--- MATERIAL PROVIDED Enclosed Below ---

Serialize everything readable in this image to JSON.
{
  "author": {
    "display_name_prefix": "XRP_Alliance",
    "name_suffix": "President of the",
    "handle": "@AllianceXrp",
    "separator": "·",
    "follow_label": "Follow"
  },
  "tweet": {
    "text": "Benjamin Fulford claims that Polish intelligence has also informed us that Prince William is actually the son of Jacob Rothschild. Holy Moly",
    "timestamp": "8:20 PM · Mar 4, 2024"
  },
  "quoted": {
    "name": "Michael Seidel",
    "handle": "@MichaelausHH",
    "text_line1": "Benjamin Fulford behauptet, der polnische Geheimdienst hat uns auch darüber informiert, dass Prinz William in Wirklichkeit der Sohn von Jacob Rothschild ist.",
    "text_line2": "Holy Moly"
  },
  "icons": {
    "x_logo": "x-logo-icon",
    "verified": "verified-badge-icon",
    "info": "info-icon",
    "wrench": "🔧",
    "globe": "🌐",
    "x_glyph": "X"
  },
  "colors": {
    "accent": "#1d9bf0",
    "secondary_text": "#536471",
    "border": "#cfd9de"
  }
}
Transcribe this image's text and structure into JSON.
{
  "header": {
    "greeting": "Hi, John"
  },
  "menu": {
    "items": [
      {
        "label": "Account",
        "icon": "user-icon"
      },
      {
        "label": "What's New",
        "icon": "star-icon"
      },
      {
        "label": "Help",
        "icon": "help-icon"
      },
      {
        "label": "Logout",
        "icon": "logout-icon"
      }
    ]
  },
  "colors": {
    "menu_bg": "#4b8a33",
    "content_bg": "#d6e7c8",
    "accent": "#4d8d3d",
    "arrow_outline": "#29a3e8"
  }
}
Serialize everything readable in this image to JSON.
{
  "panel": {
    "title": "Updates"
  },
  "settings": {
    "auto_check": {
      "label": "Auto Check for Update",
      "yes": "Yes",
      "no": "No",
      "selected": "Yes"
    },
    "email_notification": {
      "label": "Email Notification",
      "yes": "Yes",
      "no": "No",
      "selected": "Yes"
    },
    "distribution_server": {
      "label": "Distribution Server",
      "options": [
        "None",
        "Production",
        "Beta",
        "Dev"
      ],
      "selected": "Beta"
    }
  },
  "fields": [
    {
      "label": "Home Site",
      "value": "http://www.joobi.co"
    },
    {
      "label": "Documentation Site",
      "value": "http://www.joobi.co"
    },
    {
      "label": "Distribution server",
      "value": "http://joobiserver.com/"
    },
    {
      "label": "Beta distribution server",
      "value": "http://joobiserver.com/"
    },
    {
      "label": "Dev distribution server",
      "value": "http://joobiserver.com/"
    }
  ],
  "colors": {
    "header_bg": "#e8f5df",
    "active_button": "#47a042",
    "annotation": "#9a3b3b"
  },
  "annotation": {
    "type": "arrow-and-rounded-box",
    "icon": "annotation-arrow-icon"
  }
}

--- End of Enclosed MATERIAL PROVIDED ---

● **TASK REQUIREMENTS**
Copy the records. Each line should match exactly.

● **WRITTEN SOLUTION**
Serialize everything readable in this image to JSON.
{
  "author": {
    "display_name_prefix": "XRP_Alliance",
    "name_suffix": "President of the",
    "handle": "@AllianceXrp",
    "separator": "·",
    "follow_label": "Follow"
  },
  "tweet": {
    "text": "Benjamin Fulford claims that Polish intelligence has also informed us that Prince William is actually the son of Jacob Rothschild. Holy Moly",
    "timestamp": "8:20 PM · Mar 4, 2024"
  },
  "quoted": {
    "name": "Michael Seidel",
    "handle": "@MichaelausHH",
    "text_line1": "Benjamin Fulford behauptet, der polnische Geheimdienst hat uns auch darüber informiert, dass Prinz William in Wirklichkeit der Sohn von Jacob Rothschild ist.",
    "text_line2": "Holy Moly"
  },
  "icons": {
    "x_logo": "x-logo-icon",
    "verified": "verified-badge-icon",
    "info": "info-icon",
    "wrench": "🔧",
    "globe": "🌐",
    "x_glyph": "X"
  },
  "colors": {
    "accent": "#1d9bf0",
    "secondary_text": "#536471",
    "border": "#cfd9de"
  }
}
Transcribe this image's text and structure into JSON.
{
  "header": {
    "greeting": "Hi, John"
  },
  "menu": {
    "items": [
      {
        "label": "Account",
        "icon": "user-icon"
      },
      {
        "label": "What's New",
        "icon": "star-icon"
      },
      {
        "label": "Help",
        "icon": "help-icon"
      },
      {
        "label": "Logout",
        "icon": "logout-icon"
      }
    ]
  },
  "colors": {
    "menu_bg": "#4b8a33",
    "content_bg": "#d6e7c8",
    "accent": "#4d8d3d",
    "arrow_outline": "#29a3e8"
  }
}
Serialize everything readable in this image to JSON.
{
  "panel": {
    "title": "Updates"
  },
  "settings": {
    "auto_check": {
      "label": "Auto Check for Update",
      "yes": "Yes",
      "no": "No",
      "selected": "Yes"
    },
    "email_notification": {
      "label": "Email Notification",
      "yes": "Yes",
      "no": "No",
      "selected": "Yes"
    },
    "distribution_server": {
      "label": "Distribution Server",
      "options": [
        "None",
        "Production",
        "Beta",
        "Dev"
      ],
      "selected": "Beta"
    }
  },
  "fields": [
    {
      "label": "Home Site",
      "value": "http://www.joobi.co"
    },
    {
      "label": "Documentation Site",
      "value": "http://www.joobi.co"
    },
    {
      "label": "Distribution server",
      "value": "http://joobiserver.com/"
    },
    {
      "label": "Beta distribution server",
      "value": "http://joobiserver.com/"
    },
    {
      "label": "Dev distribution server",
      "value": "http://joobiserver.com/"
    }
  ],
  "colors": {
    "header_bg": "#e8f5df",
    "active_button": "#47a042",
    "annotation": "#9a3b3b"
  },
  "annotation": {
    "type": "arrow-and-rounded-box",
    "icon": "annotation-arrow-icon"
  }
}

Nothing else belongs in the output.